How do you plan to manage taxes and spending? I have consistently opposed tax increases in the Nanaimo area for decades, and I am greatly concerned that RDN continue to escalate with very little regard or return for taxpayers. Taxpayer-funded spending must be examined and curtailed wherever possible.

Why should people vote for you? I have owned and operated our own successful publishing, events and communications family businesses for 17 years with my wife Lise (Business Examiner), and we have five college graduate children. A former Nanaimo Clipper goalie, I am an acknowledged community leader and contributor, and as president, guided the Nanaimo Chamber of Commerce team to push for the expansion of Nanaimo Airport, and we were named B.C. Chamber of the Year in 2003. As managing editor of Nanaimo Daily News, I helped lead community resistance against the city’s drive to remove the Colliery Dam and save this beloved city park. I have been a director of South Forks Nanaimo River Community Association, and Area C resident for 12 years, and I am known for my ability to foster an open exchange of views and for encouraging best practices and teamwork.

LAUREN MELANSON

Age 33 – Health and safety officer

What will be your priorities if you are elected? Protection and support for our local fire services; rehabilitation and refurbishment of recreation areas, roads and public spaces; management of our local water sources and aquifers.

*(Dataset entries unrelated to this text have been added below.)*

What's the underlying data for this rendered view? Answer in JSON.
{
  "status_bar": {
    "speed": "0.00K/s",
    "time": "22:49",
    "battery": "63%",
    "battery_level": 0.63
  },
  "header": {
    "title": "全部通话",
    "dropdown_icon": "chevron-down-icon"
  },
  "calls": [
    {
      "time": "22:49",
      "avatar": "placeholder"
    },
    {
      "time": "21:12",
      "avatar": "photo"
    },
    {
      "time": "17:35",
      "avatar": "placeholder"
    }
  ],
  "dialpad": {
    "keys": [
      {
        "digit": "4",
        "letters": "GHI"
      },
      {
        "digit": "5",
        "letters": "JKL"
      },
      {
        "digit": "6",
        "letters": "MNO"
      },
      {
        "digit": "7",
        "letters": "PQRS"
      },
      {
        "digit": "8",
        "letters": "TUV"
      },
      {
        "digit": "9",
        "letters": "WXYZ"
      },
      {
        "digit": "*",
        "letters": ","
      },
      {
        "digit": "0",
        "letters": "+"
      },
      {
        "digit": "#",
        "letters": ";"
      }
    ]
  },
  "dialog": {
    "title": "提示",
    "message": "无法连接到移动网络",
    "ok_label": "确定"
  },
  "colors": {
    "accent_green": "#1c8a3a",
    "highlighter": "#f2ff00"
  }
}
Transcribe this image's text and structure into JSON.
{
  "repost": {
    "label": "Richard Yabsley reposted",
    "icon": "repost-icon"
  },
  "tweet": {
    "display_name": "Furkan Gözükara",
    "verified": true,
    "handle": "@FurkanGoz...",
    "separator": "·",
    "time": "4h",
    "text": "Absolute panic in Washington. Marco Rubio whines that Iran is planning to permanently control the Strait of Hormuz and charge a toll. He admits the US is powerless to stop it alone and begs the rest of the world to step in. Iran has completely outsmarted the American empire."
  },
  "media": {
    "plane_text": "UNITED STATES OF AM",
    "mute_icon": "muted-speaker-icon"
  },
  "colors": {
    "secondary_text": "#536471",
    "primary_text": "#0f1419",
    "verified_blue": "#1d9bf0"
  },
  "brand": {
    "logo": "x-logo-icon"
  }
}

How do you plan to manage taxes and spending? As director of Area C I will only endorse spending tax dollars on projects that I believe will directly benefit residents. Too often the residents of rural areas are pushed into financially supporting services and projects that they do not benefit from.

Why should people vote for you? My deep roots in Area C drive my passionate approach to local issues. Our community needs a director with the energy to fight for what matters most to our residents. I believe I have the drive to pursue new ideas, while simultaneously protecting our community’s unique identity.

CHARLES PINKER

Age 76 – Retired, B.C. Ferries, 37 years; presently director Area C; alternate director for 15-plus years. I have lived in Area C East Wellington since 1954. Retired volunteer firefighter with 40 years’ service, retired trustee for the Mountain Fire Protection District (East Wellington) for 36 years, chair of Mountain Fire Protection District (East Wellington) for 20 years, parks and open spaces committee (East Wellington/Pleasant Valley) for 15 years.

What will be your priorities if you are elected? Expansion of Nanaimo Regional General Hospital, safe drinking water throughout the entire RDN in the rural areas, maintain Agricultural Land Reserve land as much as possible in the entire RDN, make sure that RDN board is responsible/accountable to the taxpayers of the entire RDN.

DEAN TOMA

Age 38 – Utilities services worker, over 15 years in civil utilities, including water, sewer and gas.

What will be your priorities if you are elected? To bring a new, accountable and interactive approach to civil governance. To focus on the issues that are important to Electoral Area C, and all of the RDN, and to see those issues dealt with.

How do you plan to manage taxes and spending? I plan to manage taxes and spending with a conservative, accountable approach, transparent for all members of the district to see and scrutinize.

Why should people vote for you? People should vote for me if they are tired of the ‘same old’ in civil politics, and would like to see a fresh, energetic approach. New ideas, and new ways of helping everyone’s voice be heard will be top of mind.

SUSAN TOTH

Note: Susan Toth did not provide a response to the News Bulletin’s questionnaire by press time.

Her election candidate Facebook page notes that she favours extensive community involvement, advocating for the preservation of small communities and to ensure equal access to recreation and support services.



editor@nanaimobulletin.com

Like us on Facebook and follow us on Twitter

Breaking NewsElection 2022